AIM OF THE EXERCISE
Find the lines of the listing that contain the string "battery", and return them.
........
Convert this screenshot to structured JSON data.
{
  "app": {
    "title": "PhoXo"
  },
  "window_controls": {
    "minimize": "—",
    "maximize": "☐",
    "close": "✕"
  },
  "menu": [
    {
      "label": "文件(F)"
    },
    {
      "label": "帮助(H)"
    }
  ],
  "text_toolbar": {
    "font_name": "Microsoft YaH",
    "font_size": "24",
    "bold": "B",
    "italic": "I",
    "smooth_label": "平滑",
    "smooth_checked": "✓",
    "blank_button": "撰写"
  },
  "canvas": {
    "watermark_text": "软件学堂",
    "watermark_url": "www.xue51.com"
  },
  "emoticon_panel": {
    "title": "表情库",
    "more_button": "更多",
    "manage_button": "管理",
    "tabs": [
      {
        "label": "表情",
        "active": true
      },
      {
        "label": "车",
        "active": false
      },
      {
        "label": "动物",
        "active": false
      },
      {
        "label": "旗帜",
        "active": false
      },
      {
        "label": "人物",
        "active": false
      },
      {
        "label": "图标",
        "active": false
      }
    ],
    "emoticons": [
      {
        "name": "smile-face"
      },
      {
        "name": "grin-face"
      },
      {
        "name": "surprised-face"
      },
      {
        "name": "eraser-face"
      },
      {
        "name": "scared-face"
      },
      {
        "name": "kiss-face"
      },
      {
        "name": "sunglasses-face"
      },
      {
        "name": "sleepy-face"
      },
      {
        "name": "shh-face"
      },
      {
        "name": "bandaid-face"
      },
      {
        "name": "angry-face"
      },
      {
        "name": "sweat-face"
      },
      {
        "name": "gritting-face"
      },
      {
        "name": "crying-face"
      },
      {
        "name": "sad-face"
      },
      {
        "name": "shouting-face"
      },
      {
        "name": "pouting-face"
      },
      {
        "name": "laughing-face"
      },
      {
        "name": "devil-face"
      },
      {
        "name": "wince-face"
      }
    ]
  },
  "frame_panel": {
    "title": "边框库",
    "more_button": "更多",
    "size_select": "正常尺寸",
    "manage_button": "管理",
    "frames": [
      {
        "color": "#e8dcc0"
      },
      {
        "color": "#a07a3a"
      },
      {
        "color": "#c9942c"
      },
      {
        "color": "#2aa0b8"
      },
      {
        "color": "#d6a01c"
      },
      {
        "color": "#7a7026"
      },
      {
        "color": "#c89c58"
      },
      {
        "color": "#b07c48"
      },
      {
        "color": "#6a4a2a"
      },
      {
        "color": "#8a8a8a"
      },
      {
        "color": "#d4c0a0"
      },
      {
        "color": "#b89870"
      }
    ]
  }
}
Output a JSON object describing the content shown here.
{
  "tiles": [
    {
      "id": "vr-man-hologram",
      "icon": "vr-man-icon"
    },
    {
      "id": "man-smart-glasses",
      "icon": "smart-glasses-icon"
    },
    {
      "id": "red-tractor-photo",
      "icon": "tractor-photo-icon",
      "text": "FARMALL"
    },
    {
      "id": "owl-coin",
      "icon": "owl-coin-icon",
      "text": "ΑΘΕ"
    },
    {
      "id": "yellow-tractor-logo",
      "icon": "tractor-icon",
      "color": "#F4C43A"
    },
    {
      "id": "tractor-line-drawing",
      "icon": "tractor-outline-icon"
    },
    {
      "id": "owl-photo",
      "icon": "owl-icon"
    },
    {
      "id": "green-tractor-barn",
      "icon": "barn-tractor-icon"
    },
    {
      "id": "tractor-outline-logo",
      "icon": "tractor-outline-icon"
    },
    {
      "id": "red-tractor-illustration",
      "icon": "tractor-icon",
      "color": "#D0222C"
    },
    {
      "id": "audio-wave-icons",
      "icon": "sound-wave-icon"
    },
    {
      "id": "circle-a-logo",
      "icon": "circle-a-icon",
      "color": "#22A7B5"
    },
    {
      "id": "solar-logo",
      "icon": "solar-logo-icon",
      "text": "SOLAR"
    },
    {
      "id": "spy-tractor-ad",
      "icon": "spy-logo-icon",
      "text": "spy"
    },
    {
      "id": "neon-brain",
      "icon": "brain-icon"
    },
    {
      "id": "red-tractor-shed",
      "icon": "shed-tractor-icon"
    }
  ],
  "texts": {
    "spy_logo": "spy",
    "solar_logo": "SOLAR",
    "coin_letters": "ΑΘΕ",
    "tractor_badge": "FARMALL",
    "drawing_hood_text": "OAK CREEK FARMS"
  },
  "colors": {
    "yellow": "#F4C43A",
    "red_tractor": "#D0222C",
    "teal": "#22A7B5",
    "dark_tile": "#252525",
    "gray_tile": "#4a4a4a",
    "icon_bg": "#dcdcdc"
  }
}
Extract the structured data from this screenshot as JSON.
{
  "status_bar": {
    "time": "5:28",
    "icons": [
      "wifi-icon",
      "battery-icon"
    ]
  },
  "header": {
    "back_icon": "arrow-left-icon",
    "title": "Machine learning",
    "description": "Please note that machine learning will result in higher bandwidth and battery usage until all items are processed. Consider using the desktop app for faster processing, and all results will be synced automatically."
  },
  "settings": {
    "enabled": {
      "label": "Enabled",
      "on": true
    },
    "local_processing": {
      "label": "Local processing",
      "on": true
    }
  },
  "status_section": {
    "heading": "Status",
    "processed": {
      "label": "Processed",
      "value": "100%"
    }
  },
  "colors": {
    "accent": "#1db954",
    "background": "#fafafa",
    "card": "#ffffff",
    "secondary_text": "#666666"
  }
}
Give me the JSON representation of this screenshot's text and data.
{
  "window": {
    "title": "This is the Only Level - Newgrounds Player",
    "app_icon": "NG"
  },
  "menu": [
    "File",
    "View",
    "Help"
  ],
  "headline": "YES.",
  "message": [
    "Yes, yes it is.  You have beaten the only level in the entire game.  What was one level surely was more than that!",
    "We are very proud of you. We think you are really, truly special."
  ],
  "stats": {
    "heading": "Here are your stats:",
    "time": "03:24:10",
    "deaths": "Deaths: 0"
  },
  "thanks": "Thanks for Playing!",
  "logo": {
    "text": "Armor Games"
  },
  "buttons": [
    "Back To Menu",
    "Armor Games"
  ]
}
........
TASK RESPONSE
      "battery-icon"
    "description": "Please note that machine learning will result in higher bandwidth and battery usage until all items are processed. Consider using the desktop app for faster processing, and all results will be synced automatically."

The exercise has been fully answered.